This week DPH will start running television, billboard and radio advertisements geared at the general public to show the dangers of secondhand smoke – smoke from the burning end of cigarette, cigar or pipe or the exhaled smoke from a smoker. The ads, which will run statewide, highlight the link between secondhand smoke and dangerous illnesses in both adults and children.

Kentucky’s smoking rate remains the second highest in the country with 24.8 percent of the adult population identified as current smokers and secondhand smoke exposure is equally high. For example, according to DPH, 39.5 percent of Kentucky children from the ages of zero to 17 live with someone who smokes – the highest percentage in the country.

Secondhand smoke has become a major public health concern because it contains approximately 4,000 chemicals, many of which are known carcinogens, and is responsible for approximately 3,000 cases of lung cancer deaths among nonsmokers each year.

“According to a 2007 Surgeon General’s report, there is no safe amount of secondhand smoke,” said Irene Centers, manager of the health promotions branch in DPH. “What we wanted to accomplish with this campaign is to illustrate places where we’re commonly exposed to secondhand smoke and point out some of the dangers.”
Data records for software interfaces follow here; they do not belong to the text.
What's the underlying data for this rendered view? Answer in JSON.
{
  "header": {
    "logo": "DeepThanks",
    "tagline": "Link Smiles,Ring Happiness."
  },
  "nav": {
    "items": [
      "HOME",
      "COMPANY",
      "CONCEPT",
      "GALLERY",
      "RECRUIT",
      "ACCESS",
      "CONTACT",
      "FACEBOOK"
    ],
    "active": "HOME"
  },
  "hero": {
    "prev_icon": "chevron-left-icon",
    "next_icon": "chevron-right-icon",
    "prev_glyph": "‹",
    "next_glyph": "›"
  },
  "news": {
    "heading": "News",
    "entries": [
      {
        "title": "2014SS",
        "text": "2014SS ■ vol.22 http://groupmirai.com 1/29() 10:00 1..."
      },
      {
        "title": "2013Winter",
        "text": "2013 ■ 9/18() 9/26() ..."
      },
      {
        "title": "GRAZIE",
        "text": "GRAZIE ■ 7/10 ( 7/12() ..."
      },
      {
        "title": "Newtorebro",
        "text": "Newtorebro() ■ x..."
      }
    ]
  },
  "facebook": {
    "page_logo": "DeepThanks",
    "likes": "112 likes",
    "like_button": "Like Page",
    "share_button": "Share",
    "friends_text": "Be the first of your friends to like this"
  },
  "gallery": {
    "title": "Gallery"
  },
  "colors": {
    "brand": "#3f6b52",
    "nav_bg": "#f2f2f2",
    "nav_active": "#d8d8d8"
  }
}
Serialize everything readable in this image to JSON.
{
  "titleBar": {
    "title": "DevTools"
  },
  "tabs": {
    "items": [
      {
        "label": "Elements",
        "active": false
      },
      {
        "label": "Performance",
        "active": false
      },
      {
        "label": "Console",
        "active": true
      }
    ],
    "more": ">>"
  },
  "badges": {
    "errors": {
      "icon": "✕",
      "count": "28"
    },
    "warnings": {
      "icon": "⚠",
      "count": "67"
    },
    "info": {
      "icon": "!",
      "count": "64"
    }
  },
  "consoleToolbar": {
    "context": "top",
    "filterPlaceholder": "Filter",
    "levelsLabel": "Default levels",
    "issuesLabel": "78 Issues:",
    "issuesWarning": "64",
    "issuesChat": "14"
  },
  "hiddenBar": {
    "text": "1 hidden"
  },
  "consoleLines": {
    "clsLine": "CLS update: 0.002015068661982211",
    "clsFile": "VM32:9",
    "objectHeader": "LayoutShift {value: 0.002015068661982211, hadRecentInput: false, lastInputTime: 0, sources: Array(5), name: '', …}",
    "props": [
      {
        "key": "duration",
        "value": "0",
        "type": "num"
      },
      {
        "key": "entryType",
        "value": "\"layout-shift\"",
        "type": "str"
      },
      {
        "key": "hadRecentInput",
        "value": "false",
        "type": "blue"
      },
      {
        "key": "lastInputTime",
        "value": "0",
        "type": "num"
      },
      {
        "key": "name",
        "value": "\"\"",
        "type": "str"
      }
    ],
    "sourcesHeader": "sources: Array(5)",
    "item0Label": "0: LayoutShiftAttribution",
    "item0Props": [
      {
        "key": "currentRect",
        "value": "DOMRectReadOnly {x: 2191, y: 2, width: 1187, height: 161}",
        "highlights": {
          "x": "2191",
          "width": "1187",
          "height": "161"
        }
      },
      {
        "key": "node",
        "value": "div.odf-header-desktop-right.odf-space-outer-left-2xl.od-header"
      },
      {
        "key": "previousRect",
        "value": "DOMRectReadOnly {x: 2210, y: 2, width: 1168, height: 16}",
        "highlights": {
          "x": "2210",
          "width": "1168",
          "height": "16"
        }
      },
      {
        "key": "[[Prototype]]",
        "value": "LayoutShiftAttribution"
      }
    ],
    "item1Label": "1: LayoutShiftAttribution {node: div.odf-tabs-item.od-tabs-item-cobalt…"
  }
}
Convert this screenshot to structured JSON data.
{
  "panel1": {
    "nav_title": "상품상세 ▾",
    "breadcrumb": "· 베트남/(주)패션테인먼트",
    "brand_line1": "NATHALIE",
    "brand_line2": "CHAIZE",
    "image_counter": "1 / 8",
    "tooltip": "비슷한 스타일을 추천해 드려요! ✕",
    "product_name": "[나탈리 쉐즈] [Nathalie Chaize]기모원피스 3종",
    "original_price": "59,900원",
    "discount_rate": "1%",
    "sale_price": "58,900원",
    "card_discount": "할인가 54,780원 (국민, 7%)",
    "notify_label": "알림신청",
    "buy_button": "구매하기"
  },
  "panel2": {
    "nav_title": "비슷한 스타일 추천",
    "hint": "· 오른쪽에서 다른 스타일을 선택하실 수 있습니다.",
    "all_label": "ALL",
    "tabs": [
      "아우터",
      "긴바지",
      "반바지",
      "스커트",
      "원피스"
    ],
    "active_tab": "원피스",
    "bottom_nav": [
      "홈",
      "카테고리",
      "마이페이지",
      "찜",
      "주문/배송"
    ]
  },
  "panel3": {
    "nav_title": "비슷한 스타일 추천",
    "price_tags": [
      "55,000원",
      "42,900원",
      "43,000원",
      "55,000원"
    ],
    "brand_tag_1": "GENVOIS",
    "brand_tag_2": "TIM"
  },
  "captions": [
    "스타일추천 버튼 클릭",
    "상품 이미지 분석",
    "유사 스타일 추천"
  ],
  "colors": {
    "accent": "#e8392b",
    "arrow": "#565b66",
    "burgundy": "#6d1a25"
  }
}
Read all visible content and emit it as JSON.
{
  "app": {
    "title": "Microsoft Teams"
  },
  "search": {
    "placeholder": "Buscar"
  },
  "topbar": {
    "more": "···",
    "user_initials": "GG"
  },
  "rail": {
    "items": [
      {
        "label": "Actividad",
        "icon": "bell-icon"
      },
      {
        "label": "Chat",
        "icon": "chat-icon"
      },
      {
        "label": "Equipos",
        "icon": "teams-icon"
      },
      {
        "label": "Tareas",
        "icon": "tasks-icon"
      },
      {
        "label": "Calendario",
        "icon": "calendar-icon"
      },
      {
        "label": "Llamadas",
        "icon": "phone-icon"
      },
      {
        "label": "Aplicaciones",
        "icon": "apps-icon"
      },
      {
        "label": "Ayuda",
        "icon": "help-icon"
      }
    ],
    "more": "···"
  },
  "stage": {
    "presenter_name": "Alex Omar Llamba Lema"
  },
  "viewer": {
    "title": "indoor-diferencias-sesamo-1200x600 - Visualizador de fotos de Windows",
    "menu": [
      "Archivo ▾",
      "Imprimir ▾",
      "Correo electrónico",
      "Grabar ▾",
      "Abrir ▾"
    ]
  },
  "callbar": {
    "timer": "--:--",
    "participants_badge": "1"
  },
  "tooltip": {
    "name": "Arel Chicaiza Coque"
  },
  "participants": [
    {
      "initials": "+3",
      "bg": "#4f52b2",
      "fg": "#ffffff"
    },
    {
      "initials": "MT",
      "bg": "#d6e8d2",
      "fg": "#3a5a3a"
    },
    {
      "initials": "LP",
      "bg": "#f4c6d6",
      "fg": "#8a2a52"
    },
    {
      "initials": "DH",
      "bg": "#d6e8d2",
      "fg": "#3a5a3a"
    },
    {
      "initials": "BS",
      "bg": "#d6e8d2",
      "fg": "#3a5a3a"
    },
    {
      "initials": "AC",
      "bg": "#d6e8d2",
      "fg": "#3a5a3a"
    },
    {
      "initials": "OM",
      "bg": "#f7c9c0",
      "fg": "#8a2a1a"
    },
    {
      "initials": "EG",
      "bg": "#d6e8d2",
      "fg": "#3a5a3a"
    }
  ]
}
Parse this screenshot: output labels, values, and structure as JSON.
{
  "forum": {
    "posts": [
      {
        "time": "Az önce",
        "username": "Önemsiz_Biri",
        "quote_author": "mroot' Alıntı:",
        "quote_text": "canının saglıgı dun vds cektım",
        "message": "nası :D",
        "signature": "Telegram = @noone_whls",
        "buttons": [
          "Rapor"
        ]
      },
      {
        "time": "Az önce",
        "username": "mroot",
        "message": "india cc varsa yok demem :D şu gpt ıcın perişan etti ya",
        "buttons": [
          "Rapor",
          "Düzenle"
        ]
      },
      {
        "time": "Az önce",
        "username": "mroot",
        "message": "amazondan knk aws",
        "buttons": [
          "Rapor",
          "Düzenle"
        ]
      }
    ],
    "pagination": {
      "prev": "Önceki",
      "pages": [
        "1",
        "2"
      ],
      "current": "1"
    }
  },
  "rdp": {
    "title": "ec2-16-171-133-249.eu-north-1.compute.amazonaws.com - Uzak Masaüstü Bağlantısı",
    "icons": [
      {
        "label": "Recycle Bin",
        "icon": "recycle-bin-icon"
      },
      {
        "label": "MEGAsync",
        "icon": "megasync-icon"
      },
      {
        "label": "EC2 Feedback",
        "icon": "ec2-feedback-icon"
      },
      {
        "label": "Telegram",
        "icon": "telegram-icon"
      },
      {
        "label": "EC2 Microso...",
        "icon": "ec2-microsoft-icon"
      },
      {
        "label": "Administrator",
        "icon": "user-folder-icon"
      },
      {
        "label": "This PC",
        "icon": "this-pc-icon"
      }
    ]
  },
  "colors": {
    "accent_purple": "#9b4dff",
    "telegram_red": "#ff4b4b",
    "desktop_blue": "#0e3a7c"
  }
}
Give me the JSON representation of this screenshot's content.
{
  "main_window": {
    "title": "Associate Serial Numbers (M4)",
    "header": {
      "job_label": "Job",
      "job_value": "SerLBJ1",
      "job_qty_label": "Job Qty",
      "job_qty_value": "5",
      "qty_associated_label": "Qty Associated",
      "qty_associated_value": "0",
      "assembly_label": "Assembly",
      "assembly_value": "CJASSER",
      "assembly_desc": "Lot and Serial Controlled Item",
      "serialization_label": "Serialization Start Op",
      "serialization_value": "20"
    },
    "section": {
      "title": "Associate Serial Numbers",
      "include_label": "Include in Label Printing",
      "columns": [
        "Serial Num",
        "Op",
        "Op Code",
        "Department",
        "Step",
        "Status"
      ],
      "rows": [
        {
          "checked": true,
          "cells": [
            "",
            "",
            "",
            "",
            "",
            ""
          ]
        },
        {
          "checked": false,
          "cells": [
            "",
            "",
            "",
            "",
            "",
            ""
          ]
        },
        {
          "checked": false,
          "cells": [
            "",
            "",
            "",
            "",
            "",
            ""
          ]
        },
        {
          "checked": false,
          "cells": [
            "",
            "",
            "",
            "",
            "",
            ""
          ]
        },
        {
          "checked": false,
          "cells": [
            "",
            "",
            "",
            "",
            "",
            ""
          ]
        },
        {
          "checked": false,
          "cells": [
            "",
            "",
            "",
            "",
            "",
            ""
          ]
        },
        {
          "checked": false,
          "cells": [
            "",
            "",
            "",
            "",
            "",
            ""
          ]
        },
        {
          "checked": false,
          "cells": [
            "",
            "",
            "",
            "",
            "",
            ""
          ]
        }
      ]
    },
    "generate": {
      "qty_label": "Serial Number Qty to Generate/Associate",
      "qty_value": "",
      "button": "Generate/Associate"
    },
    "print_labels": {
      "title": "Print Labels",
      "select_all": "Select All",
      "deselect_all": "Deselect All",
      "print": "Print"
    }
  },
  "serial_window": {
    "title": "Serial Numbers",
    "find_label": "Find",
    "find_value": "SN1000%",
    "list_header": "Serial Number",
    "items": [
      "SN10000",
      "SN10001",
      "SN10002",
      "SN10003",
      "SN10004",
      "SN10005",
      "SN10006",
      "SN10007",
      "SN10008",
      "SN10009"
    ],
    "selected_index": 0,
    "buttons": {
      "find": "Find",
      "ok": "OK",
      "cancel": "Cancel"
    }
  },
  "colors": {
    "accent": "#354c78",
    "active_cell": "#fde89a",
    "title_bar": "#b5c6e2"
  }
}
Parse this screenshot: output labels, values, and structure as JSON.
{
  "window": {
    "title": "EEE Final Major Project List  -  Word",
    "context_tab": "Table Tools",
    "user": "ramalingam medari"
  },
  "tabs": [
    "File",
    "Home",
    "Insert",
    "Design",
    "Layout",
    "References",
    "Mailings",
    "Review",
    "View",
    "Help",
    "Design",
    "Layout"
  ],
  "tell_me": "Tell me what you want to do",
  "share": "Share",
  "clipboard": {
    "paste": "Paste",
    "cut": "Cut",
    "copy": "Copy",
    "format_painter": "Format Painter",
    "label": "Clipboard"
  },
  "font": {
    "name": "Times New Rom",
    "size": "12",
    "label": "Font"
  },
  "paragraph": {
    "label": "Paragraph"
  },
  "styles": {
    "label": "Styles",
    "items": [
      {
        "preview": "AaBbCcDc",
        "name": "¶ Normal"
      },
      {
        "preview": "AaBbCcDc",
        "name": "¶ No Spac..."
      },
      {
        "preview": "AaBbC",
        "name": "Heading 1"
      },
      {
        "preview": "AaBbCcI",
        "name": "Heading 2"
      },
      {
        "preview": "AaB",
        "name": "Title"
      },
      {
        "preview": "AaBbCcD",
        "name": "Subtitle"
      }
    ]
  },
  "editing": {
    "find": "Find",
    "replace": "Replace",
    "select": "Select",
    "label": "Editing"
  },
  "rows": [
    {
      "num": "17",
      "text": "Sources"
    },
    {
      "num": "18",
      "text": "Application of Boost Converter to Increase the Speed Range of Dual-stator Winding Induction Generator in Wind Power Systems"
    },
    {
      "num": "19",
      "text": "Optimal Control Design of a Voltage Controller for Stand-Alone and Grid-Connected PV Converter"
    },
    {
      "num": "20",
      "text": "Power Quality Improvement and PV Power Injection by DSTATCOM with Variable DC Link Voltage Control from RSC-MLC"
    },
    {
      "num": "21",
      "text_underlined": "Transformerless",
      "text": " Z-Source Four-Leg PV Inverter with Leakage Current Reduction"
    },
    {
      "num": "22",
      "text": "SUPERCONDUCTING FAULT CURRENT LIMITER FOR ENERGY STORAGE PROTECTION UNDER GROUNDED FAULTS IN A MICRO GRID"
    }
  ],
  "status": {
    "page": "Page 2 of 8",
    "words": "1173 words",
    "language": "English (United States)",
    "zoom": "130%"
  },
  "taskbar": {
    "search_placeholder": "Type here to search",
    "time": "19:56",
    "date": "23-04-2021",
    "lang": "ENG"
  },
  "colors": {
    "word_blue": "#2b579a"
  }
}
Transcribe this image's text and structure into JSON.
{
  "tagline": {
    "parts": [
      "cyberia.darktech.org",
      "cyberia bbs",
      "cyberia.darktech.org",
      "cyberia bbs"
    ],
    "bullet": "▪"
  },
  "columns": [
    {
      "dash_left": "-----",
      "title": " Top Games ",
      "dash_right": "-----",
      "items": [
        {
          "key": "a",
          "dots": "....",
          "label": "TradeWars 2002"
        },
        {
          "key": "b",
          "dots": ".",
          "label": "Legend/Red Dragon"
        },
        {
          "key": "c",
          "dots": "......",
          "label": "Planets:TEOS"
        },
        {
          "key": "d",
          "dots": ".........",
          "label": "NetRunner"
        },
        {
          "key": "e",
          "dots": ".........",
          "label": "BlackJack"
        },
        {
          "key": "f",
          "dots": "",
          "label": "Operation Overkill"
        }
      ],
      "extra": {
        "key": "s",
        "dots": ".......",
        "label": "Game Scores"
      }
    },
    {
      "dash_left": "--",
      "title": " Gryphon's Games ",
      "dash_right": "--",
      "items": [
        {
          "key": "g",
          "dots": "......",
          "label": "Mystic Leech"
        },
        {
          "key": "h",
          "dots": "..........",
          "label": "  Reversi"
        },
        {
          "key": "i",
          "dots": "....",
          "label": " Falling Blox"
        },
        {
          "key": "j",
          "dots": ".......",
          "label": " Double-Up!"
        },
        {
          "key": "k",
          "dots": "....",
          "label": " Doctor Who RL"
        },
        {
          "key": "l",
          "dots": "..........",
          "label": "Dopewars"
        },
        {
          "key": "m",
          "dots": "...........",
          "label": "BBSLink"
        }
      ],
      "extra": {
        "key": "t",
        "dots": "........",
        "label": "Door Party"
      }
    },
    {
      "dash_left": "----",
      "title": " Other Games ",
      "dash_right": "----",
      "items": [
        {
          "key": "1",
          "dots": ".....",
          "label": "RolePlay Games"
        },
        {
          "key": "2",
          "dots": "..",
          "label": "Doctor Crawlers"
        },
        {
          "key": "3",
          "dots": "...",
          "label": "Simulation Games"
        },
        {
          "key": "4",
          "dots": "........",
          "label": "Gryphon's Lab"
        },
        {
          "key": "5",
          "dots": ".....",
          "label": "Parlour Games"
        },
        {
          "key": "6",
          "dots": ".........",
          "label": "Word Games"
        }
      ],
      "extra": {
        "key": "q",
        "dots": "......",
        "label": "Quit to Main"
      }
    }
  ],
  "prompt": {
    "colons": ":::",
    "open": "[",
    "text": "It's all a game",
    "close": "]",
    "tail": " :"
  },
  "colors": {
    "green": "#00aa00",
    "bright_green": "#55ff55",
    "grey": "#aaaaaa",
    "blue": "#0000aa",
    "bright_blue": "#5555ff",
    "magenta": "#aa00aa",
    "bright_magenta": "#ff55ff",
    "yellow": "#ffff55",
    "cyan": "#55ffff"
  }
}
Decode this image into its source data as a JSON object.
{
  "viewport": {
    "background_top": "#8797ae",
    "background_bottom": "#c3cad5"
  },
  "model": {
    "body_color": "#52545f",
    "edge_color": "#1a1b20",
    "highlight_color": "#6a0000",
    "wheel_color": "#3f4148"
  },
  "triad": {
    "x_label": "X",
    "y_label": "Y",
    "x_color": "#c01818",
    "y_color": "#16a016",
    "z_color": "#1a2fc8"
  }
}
The ads, produced by Louisville-based Doe Anderson, feature individuals being exposed to secondhand smoke in places such as residences and cars and carry the tag line, “Secondhand smoke is 100 percent unsafe, 100 percent of the time.”

Centers emphasized that education plays an important role in the campaign, with the goal aimed at reducing Kentucky’s rate of secondhand smoke exposure and helping people realize the issue isn’t exclusive to smokers.

 “Many people unknowingly put themselves at risk, allowing smoking in their homes and vehicles, or socializing with people while they’re smoking,” said Centers. “We’re trying to put an end to these types of practices.”

The secondhand smoke campaign is another project spearheaded by Kentucky’s Tobacco Prevention and Cessation (KTPC) Program, which also works to promote tobacco cessation in youth and adults. Community interventions for tobacco cessation are available through local health departments staffed with tobacco control specialists. In addition, all citizens of Kentucky have access to a toll free quit line (1 800 QUIT NOW) service. 

Similarly, the program provides technical assistance along with the Kentucky Center for Smoke Free Policy at the University of Kentucky to assist communities in seeking smoke-free ordinances.
For more information on KTPC visit or call (502) 564-9358.

Editor’s Note: The advertisements can be viewed here






Last Updated 12/21/2011